_Task brief_
Find the lines of the listing that contain the string "chevron", and return them.

>>>>>

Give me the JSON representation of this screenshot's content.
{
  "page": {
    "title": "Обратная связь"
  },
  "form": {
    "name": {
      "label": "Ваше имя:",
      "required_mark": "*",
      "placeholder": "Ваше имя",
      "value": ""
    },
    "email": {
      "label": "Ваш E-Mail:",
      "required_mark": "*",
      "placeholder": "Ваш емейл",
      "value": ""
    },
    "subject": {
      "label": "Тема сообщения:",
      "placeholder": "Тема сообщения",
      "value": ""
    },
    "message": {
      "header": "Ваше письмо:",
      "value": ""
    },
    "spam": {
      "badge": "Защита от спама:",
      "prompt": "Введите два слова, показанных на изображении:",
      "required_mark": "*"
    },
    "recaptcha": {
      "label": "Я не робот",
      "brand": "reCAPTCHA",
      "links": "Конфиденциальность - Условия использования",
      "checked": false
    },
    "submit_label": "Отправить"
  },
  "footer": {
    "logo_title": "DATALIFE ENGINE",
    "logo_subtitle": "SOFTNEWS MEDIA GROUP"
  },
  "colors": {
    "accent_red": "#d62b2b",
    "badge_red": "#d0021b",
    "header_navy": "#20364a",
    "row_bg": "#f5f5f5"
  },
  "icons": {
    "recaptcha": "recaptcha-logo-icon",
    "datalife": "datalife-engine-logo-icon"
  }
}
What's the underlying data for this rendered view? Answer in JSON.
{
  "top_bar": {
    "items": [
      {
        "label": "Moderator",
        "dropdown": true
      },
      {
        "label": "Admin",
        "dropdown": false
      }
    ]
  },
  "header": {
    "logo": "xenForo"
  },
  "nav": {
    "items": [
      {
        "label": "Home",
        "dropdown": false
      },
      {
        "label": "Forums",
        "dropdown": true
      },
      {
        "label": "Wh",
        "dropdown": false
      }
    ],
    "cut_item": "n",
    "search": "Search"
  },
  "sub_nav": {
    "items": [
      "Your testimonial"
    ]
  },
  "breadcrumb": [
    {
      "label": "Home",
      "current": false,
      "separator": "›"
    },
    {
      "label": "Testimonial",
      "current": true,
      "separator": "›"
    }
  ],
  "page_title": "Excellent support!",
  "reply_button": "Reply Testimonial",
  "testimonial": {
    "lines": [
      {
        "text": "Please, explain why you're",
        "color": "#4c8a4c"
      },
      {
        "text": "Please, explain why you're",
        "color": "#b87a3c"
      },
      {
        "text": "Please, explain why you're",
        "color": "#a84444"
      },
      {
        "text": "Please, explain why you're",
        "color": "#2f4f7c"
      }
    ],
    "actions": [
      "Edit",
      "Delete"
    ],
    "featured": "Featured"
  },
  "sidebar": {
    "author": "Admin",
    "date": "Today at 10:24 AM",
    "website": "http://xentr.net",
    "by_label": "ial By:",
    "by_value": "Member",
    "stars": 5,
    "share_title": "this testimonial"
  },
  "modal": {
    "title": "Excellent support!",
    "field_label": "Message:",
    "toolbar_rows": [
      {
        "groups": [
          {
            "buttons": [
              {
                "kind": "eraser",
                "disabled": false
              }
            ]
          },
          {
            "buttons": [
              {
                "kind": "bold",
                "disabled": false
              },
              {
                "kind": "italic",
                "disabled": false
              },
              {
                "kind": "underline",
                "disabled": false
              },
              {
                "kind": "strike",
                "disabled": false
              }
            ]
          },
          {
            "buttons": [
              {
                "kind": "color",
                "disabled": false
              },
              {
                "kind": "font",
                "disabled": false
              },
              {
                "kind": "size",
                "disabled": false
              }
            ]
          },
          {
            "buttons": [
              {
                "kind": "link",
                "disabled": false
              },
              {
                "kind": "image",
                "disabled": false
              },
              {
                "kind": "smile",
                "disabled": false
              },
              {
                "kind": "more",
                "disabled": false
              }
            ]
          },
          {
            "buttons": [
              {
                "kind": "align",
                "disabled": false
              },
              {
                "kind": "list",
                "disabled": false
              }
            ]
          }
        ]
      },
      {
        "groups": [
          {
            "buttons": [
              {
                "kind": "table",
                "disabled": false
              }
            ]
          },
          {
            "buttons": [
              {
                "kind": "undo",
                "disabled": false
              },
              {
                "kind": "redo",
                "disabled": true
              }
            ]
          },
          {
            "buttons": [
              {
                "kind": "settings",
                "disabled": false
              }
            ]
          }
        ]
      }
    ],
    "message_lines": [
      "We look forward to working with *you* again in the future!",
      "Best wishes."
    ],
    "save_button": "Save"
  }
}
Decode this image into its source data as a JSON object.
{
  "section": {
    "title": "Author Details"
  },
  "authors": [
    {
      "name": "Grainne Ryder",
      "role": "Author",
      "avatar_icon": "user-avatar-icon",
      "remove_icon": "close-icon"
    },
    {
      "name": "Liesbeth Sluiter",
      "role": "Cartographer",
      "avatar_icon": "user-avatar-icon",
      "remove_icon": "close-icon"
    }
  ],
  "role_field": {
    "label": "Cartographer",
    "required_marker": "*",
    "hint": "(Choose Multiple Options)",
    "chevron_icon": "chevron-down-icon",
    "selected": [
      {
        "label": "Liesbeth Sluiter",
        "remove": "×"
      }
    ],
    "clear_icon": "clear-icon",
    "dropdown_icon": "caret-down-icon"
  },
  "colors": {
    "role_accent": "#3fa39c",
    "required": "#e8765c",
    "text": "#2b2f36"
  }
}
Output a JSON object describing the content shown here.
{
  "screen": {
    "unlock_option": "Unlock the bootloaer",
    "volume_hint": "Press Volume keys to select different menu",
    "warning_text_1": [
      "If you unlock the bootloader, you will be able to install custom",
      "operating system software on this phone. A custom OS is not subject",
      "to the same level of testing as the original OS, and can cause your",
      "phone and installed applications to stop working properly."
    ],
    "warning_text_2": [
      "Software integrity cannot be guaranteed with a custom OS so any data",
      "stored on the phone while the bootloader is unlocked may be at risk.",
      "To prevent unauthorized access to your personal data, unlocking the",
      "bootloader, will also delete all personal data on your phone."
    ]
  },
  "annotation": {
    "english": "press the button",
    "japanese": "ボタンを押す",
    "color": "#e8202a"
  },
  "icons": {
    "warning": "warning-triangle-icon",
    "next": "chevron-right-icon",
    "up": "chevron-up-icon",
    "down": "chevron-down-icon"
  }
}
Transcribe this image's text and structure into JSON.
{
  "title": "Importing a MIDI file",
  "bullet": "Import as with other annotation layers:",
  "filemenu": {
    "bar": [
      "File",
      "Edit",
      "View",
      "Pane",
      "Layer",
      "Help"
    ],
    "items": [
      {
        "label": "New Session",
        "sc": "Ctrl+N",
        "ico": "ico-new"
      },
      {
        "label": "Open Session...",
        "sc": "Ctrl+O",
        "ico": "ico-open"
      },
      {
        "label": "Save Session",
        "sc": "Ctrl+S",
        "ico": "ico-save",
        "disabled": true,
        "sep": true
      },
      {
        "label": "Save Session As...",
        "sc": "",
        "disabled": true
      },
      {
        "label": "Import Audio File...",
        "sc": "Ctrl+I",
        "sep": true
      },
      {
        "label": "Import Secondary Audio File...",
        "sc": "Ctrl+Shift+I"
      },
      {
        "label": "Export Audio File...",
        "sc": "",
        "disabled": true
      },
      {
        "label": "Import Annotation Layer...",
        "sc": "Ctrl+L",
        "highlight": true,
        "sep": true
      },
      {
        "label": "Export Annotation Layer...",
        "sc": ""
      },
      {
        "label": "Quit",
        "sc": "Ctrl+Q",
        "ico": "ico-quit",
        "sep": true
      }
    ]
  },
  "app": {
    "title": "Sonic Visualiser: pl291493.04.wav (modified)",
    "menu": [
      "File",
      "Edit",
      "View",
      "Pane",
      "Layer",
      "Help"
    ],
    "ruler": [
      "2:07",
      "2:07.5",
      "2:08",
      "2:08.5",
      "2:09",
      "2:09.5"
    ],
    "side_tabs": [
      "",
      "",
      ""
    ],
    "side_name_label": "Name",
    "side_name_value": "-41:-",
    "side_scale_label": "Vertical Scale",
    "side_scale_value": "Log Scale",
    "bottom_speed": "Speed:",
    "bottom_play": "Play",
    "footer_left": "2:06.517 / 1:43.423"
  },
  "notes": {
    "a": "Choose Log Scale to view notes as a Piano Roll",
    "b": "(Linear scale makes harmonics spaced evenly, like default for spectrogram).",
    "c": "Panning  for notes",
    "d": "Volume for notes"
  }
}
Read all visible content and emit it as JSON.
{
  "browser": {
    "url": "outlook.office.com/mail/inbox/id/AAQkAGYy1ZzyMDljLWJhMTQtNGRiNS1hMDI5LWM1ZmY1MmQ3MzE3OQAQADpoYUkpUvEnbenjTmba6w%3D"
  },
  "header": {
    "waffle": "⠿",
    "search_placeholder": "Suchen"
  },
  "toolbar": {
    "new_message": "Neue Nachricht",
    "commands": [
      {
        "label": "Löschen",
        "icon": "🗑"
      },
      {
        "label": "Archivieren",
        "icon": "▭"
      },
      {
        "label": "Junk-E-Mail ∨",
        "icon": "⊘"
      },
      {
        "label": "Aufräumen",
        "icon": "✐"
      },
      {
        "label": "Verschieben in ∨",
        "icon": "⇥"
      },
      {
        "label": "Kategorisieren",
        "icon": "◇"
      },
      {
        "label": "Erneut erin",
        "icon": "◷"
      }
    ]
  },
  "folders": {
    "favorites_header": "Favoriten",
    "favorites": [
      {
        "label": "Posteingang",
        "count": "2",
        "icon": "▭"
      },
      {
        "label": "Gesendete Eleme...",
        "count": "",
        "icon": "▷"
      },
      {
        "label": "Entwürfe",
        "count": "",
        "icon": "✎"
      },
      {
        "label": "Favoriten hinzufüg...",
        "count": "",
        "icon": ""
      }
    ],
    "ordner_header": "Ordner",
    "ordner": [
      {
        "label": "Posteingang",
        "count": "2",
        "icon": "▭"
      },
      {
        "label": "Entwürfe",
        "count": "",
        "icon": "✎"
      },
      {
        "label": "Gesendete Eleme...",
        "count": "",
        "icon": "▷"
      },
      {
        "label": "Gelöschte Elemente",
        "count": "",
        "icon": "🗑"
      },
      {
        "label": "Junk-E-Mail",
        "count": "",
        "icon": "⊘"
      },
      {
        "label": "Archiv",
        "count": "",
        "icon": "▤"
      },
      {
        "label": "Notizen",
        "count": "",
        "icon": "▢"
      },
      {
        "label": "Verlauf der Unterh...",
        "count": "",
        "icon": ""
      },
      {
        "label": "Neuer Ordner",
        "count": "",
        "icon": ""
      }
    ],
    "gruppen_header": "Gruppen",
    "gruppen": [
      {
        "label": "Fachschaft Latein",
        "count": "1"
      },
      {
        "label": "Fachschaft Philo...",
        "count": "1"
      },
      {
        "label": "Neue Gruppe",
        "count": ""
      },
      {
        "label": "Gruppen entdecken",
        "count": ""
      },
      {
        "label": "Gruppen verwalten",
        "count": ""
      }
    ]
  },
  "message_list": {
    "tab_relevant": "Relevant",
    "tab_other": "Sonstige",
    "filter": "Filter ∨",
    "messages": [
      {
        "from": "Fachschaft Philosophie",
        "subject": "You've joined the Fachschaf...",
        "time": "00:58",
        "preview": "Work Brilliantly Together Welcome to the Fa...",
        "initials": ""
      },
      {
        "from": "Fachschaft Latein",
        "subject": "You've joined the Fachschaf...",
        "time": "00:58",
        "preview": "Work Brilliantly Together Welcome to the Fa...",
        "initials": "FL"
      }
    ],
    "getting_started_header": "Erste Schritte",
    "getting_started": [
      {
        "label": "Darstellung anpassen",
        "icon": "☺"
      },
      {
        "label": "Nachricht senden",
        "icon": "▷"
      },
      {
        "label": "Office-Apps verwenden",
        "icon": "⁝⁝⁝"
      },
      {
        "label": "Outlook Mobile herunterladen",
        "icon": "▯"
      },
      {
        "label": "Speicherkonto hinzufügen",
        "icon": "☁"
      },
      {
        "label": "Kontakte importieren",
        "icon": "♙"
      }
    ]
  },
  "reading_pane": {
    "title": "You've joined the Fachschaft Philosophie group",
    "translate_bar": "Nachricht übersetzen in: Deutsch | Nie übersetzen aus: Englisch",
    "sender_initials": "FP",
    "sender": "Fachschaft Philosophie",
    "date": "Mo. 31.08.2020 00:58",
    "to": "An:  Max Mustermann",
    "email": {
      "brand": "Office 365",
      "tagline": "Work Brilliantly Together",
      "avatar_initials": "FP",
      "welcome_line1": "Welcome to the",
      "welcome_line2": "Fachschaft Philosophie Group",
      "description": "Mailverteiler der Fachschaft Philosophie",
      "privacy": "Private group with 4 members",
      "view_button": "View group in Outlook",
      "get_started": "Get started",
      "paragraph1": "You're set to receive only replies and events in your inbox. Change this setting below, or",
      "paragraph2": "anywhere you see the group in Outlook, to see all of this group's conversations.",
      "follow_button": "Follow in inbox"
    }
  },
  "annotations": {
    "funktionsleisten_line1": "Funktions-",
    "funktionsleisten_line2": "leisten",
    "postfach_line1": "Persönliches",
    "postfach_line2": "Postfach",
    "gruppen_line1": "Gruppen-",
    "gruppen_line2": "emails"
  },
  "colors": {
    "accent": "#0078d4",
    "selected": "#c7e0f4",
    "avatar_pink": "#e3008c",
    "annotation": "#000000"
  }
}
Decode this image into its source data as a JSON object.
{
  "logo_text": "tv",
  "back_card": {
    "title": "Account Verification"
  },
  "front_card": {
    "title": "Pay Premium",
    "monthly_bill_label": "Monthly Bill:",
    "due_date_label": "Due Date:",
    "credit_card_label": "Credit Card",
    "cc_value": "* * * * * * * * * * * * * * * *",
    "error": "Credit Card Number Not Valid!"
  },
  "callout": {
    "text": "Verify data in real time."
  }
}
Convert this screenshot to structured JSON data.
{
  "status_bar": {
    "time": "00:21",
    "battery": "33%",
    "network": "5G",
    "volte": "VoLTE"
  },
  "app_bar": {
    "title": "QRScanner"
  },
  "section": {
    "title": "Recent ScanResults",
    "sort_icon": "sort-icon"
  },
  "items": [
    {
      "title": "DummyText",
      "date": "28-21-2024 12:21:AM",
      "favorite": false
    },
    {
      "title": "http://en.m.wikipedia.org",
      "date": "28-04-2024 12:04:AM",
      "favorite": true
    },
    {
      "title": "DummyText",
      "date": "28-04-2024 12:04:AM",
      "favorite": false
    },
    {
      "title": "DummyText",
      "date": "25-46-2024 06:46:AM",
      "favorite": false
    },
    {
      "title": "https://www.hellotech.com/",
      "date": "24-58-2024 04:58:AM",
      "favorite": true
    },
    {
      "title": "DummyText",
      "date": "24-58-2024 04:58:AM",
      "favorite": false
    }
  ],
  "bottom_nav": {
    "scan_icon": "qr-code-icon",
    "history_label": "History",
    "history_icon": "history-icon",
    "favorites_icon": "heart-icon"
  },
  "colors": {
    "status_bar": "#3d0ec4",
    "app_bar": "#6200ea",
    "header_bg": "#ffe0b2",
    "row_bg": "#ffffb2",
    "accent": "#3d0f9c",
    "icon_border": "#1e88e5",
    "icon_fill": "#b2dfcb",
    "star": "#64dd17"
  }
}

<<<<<

_Exercise result_
    "chevron_icon": "chevron-down-icon",
    "next": "chevron-right-icon",
    "up": "chevron-up-icon",
    "down": "chevron-down-icon"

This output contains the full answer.